Clearly, I wanted to push things as far as one could in terms of mediation, through digitization, sequencing, scripting, simultaneity of audio/visual information and effect, challenging the autonomy of works in a way that I thought was somehow commensurate with how art operates digitally, virtually, within the broader culture, amidst distraction. I didn't want to produce distraction, but I wanted to see how far things could go, in terms of velocity, attention, focus, and de-focus.
Participating artists: Vito Acconci/Acconci Studio, Franz Ackermann, Francis Alÿs, Michael Ashkin, Jaime Ávila Ferrer, Dennis Balk, Matthew Barney, Judith Barry, Thomas Bayrle, Julie Becker, Douglas Blau, Monica Bonvicini, Daniel Bozhkov, Mark Bradford, Miguel Rio Branco, Troy Brauntuch, Candice Breitz, François Bucher, Sophie Calle, Eduardo Consuegra, Jordan Crandall, Teddy Cruz, Jonas Dahlberg, Stephen Dean, Anne Deleporte, Diller Scofidio, Sam Durant, Anna Gaskell, Douglas Gordon, gruppo A12, Fariba Hajamadi, Pablo Helguera, Noritoshi Hirakawa, Julian Hoeber, Emily Jacir, Christian Jankowski, Vincent Johnson, Mitchell Kane, Joachim Koester, Glenn Ligon, Dorit Margreiter, Fiorenza Menini, John Miller, Muntadas, Paul Myoda, Yoshua Okon, Catherine Opie, Lucy Orta, Hirsch Perlman, Raymond Pettibon, Richard Phillips, Richard Prince, Raqs Media Collective, Alexis Rockman, Julian Rosefeldt, Aura Rosenberg, Peter Rostovsky, Sam Samore, Paige Sarlin, Julia Scher, Gregor Schneider, Allan Sekula, Andres Serrano, Nedko Solakov, Doron Solomons, Wolfgang Staehle, Javier Téllez, Anton Vidokle, Eyal Weizman/Nadav Harel, James Welling, Wim Wenders, Judi Werthein, Charlie White, Måns Wrange, Jody Zellen, and Heimo Zobernig.

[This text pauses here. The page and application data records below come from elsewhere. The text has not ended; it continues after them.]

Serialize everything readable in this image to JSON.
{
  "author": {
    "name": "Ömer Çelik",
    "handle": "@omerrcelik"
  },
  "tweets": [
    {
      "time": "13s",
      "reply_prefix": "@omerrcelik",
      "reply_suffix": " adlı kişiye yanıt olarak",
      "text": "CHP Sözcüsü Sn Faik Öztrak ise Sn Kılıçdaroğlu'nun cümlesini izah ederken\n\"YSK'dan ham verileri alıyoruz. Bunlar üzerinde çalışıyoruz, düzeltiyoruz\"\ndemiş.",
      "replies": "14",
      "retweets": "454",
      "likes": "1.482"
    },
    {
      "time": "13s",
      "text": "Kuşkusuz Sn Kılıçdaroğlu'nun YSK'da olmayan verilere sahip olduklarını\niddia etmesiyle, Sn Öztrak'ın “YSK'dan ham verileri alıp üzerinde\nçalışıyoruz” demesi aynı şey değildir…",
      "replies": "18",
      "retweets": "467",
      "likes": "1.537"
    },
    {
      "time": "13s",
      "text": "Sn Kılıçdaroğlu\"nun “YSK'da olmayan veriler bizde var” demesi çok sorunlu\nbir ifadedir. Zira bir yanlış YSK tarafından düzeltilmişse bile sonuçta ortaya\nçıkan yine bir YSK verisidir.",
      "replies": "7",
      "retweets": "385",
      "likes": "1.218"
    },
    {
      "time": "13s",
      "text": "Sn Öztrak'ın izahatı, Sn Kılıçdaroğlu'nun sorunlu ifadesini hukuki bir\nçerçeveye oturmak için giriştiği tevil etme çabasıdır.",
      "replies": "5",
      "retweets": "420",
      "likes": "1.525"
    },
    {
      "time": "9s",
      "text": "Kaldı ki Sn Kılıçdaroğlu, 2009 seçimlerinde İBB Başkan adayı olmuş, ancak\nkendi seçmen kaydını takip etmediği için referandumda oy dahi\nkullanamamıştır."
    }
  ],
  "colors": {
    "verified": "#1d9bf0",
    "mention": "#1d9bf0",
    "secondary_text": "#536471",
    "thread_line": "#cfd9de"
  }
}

A graduate of the Whitney Independent Study Program, Joshua Decter is a New York-based writer, curator, theorist, educator and editor, whose writings have been extensively published over the past twenty-five years.

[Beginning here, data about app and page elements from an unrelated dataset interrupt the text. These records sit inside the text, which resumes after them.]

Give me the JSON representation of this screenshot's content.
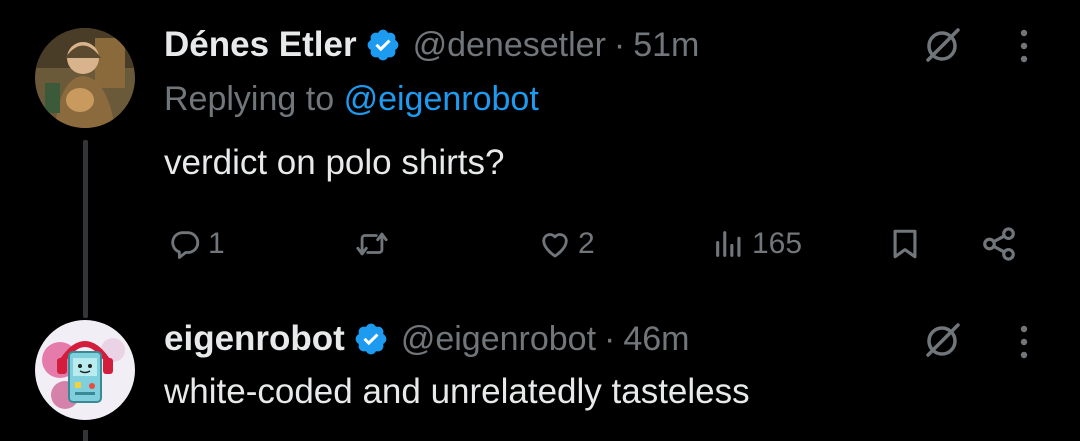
{
  "colors": {
    "background": "#000000",
    "text_primary": "#e7e9ea",
    "text_secondary": "#71767b",
    "link": "#1d9bf0",
    "verified": "#1d9bf0",
    "thread_line": "#333639"
  },
  "tweets": [
    {
      "display_name": "Dénes Etler",
      "handle": "@denesetler",
      "separator": "·",
      "time": "51m",
      "replying_label": "Replying to",
      "replying_to": "@eigenrobot",
      "text": "verdict on polo shirts?",
      "avatar_icon": "avatar-monk-painting",
      "actions": {
        "reply_count": "1",
        "retweet_count": "",
        "like_count": "2",
        "views_count": "165"
      }
    },
    {
      "display_name": "eigenrobot",
      "handle": "@eigenrobot",
      "separator": "·",
      "time": "46m",
      "text": "white-coded and unrelatedly tasteless",
      "avatar_icon": "avatar-robot-headphones"
    }
  ],
  "icons": {
    "verified": "verified-badge-icon",
    "grok": "grok-icon",
    "more": "more-vertical-icon",
    "reply": "reply-icon",
    "retweet": "retweet-icon",
    "like": "heart-icon",
    "views": "views-icon",
    "bookmark": "bookmark-icon",
    "share": "share-icon"
  }
}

Decter founded the M.A. Art and Curatorial Practices in the Public Sphere program at USC in 2011. A collection of his writings, titled Art is a Problem, was recently published by JRP-Ringier. Last week this saw a launch in New York, with events in Los Angeles, London, Vienna, and Berlin forthcoming.